	at org.incava.ijdk.util.TestListExt.testGet(TestListExt.java:30)

All that is known from that output is that the ListExt.get() method was being tested, and that the null was returned instead of 8. Looking at the source provides some more information:

        assertEquals(new Integer(8), ListExt.get(NUMS, -1));

Sort of. We have yet another step now, to look at the declaration of NUMS:

    public static final List<Integer> NUMS = java.util.Arrays.asList(new Integer[] { 2, 4, 6, 8 });

Thus it took three (or four) steps to get from the JUnit to what the failure actually meant, that “using the list ‘2, 4, 6, 8’, ListExt.get(-1) returned null instead of the expected 8″.

The test case can be significantly improved by following the guidelines for tests, that their output consist of:

  • the input
  • the expected result
  • the actual result

(Actually, that goes for bug reporting as well, or any kind of testing.)

One problem with unit tests is that they tend to consist of repeated code, such as:

        assertEquals(new Integer(2), ListExt.get(NUMS, 0));
        assertEquals(new Integer(4), ListExt.get(NUMS, 1));
        assertEquals(new Integer(6), ListExt.get(NUMS, 2));
        assertEquals(new Integer(8), ListExt.get(NUMS, 3));

Custom assertions – an assertion for testing a single method – reduces the repeated code:

    public <T> void assertListExtGet(T exp, List<T> list, int idx) {
        assertEquals(exp, ListExt.get(list, idx));
    }
        assertListExtGet(2, NUMS, 0);
        assertListExtGet(4, NUMS, 1);
        assertListExtGet(6, NUMS, 2);
        assertListExtGet(8, NUMS, 3);

Also note that autoboxing with JUnit 3.x and Java 1.5+ means that we have to resolve the ambiguity between whether assertEquals(Object, Object) or assertEquals(int, int) should be called, leading to the “new Integer(x)” calls in the first case, whereas with the refactored code, autoboxing is done with the call to assertListExtGet.

With that, we can refine the custom assertion to produce a more informative error message:

    public <T> void assertListExtGet(T exp, List<T> list, int idx) {
        String msg = "ListExt.get of '" + idx + "' in list: '" + list + "'";
        assertEquals(msg, exp, ListExt.get(list, idx));
    }

And the resulting output is very much like what we earlier had to discern by going through the code:

junit.framework.AssertionFailedError: ListExt.get of '-1' in list: '[2, 4, 6, 8]' expected:<8> but was:<null>
	at junit.framework.Assert.fail(Assert.java:50)
	at junit.framework.Assert.failNotEquals(Assert.java:287)
	at junit.framework.Assert.assertEquals(Assert.java:67)
	at org.incava.ijdk.util.TestListExt.assertListExtGet(TestListExt.java:21)
	at org.incava.ijdk.util.TestListExt.testGet(TestListExt.java:40)

The output is much more informative, and allows the debugging to start by bypassing the unit test code and going to the source.

Update: I’ve expanded on this with a series of posts I wrote while refactoring code in DoctorJ, beginning with this post.

Advertisements

One thought on “Unit Testing Principles

  1. Pingback: Tests Result in Better Coders | Jeff Pace's Blog

Leave a Reply

Fill in your details below or click an icon to log in:

WordPress.com Logo

You are commenting using your WordPress.com account.
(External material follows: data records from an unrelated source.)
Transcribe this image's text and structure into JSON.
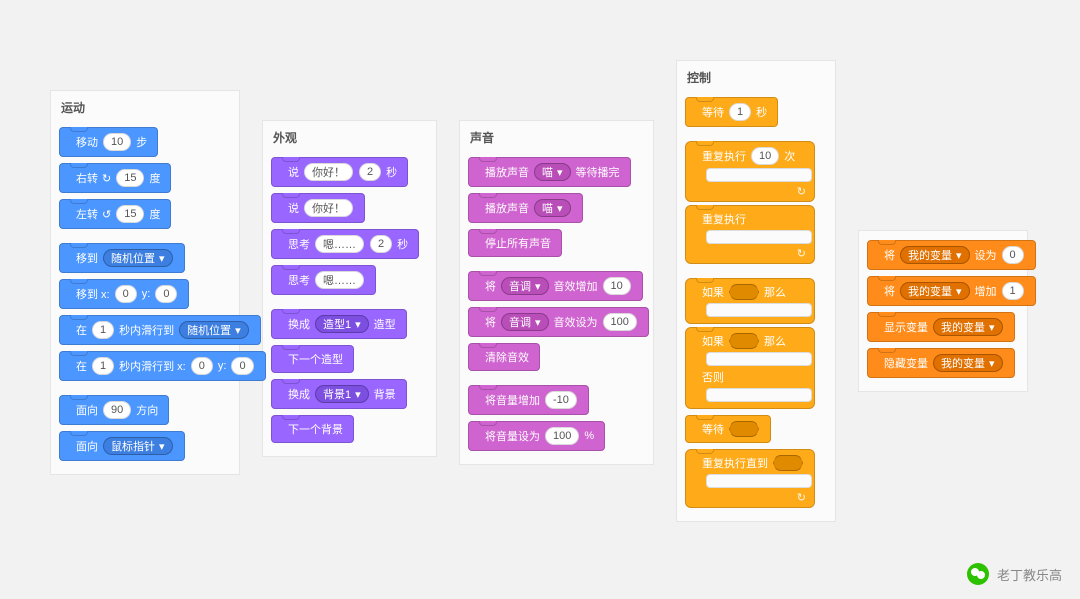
{
  "footer": {
    "text": "老丁教乐高"
  },
  "motion": {
    "title": "运动",
    "move_a": "移动",
    "move_b": "步",
    "move_v": "10",
    "turnR_a": "右转",
    "turnR_b": "度",
    "turnR_v": "15",
    "turnL_a": "左转",
    "turnL_b": "度",
    "turnL_v": "15",
    "goto_a": "移到",
    "goto_drop": "随机位置",
    "gotoxy_a": "移到 x:",
    "gotoxy_x": "0",
    "gotoxy_b": "y:",
    "gotoxy_y": "0",
    "glide_a": "在",
    "glide_v": "1",
    "glide_b": "秒内滑行到",
    "glide_drop": "随机位置",
    "glidexy_a": "在",
    "glidexy_v": "1",
    "glidexy_b": "秒内滑行到 x:",
    "glidexy_x": "0",
    "glidexy_c": "y:",
    "glidexy_y": "0",
    "point_a": "面向",
    "point_v": "90",
    "point_b": "方向",
    "point2_a": "面向",
    "point2_drop": "鼠标指针"
  },
  "looks": {
    "title": "外观",
    "say1_a": "说",
    "say1_v": "你好！",
    "say1_b": "",
    "say1_t": "2",
    "say1_c": "秒",
    "say2_a": "说",
    "say2_v": "你好！",
    "think1_a": "思考",
    "think1_v": "嗯……",
    "think1_t": "2",
    "think1_c": "秒",
    "think2_a": "思考",
    "think2_v": "嗯……",
    "sw1_a": "换成",
    "sw1_drop": "造型1",
    "sw1_b": "造型",
    "next1": "下一个造型",
    "sw2_a": "换成",
    "sw2_drop": "背景1",
    "sw2_b": "背景",
    "next2": "下一个背景"
  },
  "sound": {
    "title": "声音",
    "play1_a": "播放声音",
    "play1_drop": "喵",
    "play1_b": "等待播完",
    "play2_a": "播放声音",
    "play2_drop": "喵",
    "stop": "停止所有声音",
    "fx1_a": "将",
    "fx1_drop": "音调",
    "fx1_b": "音效增加",
    "fx1_v": "10",
    "fx2_a": "将",
    "fx2_drop": "音调",
    "fx2_b": "音效设为",
    "fx2_v": "100",
    "clear": "清除音效",
    "vol1_a": "将音量增加",
    "vol1_v": "-10",
    "vol2_a": "将音量设为",
    "vol2_v": "100",
    "vol2_b": "%"
  },
  "ctrl": {
    "title": "控制",
    "wait_a": "等待",
    "wait_v": "1",
    "wait_b": "秒",
    "repeat_a": "重复执行",
    "repeat_v": "10",
    "repeat_b": "次",
    "forever": "重复执行",
    "if_a": "如果",
    "if_b": "那么",
    "else_a": "如果",
    "else_b": "那么",
    "else_c": "否则",
    "waitu": "等待",
    "repu": "重复执行直到"
  },
  "data": {
    "set_a": "将",
    "set_drop": "我的变量",
    "set_b": "设为",
    "set_v": "0",
    "chg_a": "将",
    "chg_drop": "我的变量",
    "chg_b": "增加",
    "chg_v": "1",
    "show_a": "显示变量",
    "show_drop": "我的变量",
    "hide_a": "隐藏变量",
    "hide_drop": "我的变量"
  }
}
Log Out / Change )

Twitter picture

You are commenting using your Twitter account. Log Out / Change )

Facebook photo

You are commenting using your Facebook account. Log Out / Change )

Google+ photo
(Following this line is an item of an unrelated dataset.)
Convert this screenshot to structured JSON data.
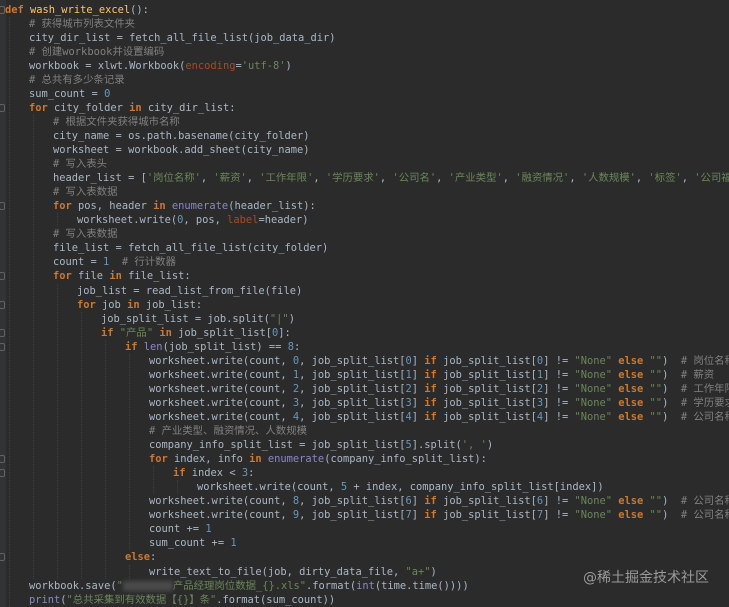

You are commenting using your Google+ account. Log Out / Change )

Connecting to %s